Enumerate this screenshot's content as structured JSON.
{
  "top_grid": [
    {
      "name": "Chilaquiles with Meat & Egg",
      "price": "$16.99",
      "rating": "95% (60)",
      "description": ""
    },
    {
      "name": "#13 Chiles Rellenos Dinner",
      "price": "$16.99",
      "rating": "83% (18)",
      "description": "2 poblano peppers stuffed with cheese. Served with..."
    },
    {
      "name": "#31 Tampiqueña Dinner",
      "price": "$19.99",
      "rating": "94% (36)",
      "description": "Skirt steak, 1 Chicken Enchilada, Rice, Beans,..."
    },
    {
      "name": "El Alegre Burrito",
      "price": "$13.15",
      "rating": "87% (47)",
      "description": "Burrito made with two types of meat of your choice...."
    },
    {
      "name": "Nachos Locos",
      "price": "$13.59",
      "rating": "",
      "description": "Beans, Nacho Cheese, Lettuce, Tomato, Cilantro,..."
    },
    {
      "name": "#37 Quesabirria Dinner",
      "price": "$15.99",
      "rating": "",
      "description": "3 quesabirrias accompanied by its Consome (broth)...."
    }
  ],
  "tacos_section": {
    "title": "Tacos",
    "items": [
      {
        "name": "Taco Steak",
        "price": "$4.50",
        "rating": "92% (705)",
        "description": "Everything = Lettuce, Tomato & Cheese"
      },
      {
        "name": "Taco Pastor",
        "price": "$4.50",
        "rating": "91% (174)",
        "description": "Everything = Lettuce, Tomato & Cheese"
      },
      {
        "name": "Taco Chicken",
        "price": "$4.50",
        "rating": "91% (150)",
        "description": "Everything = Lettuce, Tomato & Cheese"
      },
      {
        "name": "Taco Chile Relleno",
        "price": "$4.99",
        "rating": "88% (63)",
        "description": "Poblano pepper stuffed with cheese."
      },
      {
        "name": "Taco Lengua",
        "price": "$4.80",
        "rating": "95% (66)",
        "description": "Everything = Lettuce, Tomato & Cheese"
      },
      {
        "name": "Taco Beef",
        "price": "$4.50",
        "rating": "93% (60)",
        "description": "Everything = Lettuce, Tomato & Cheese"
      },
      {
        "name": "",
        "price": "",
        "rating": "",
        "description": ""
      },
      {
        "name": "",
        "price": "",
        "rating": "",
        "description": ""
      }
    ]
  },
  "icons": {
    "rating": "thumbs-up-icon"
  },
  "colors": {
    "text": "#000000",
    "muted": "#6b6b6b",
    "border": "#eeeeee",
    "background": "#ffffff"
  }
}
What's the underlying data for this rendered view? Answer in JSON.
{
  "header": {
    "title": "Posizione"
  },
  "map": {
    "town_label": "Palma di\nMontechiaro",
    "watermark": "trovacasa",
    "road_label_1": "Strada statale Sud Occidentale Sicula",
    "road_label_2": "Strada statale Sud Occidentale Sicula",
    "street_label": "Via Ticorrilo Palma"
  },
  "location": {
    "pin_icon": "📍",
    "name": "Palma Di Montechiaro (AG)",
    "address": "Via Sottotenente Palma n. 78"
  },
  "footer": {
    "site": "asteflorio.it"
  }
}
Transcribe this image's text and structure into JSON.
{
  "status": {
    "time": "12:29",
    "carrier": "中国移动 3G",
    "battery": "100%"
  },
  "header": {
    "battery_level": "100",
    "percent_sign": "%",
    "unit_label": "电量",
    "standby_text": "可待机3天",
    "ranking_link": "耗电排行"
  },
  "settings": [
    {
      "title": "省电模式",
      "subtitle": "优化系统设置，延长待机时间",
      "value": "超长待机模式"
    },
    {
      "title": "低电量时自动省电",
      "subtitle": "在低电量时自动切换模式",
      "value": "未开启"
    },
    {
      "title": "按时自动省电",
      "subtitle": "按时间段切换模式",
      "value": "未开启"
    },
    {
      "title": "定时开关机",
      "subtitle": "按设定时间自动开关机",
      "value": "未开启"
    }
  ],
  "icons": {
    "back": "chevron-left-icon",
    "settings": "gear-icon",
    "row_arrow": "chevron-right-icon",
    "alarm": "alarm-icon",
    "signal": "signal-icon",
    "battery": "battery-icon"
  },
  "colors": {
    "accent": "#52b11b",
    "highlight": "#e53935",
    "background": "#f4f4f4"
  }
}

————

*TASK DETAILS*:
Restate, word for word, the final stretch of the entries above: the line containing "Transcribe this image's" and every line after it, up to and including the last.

*RESPONSE BOX*:
Transcribe this image's text and structure into JSON.
{
  "status": {
    "time": "12:29",
    "carrier": "中国移动 3G",
    "battery": "100%"
  },
  "header": {
    "battery_level": "100",
    "percent_sign": "%",
    "unit_label": "电量",
    "standby_text": "可待机3天",
    "ranking_link": "耗电排行"
  },
  "settings": [
    {
      "title": "省电模式",
      "subtitle": "优化系统设置，延长待机时间",
      "value": "超长待机模式"
    },
    {
      "title": "低电量时自动省电",
      "subtitle": "在低电量时自动切换模式",
      "value": "未开启"
    },
    {
      "title": "按时自动省电",
      "subtitle": "按时间段切换模式",
      "value": "未开启"
    },
    {
      "title": "定时开关机",
      "subtitle": "按设定时间自动开关机",
      "value": "未开启"
    }
  ],
  "icons": {
    "back": "chevron-left-icon",
    "settings": "gear-icon",
    "row_arrow": "chevron-right-icon",
    "alarm": "alarm-icon",
    "signal": "signal-icon",
    "battery": "battery-icon"
  },
  "colors": {
    "accent": "#52b11b",
    "highlight": "#e53935",
    "background": "#f4f4f4"
  }
}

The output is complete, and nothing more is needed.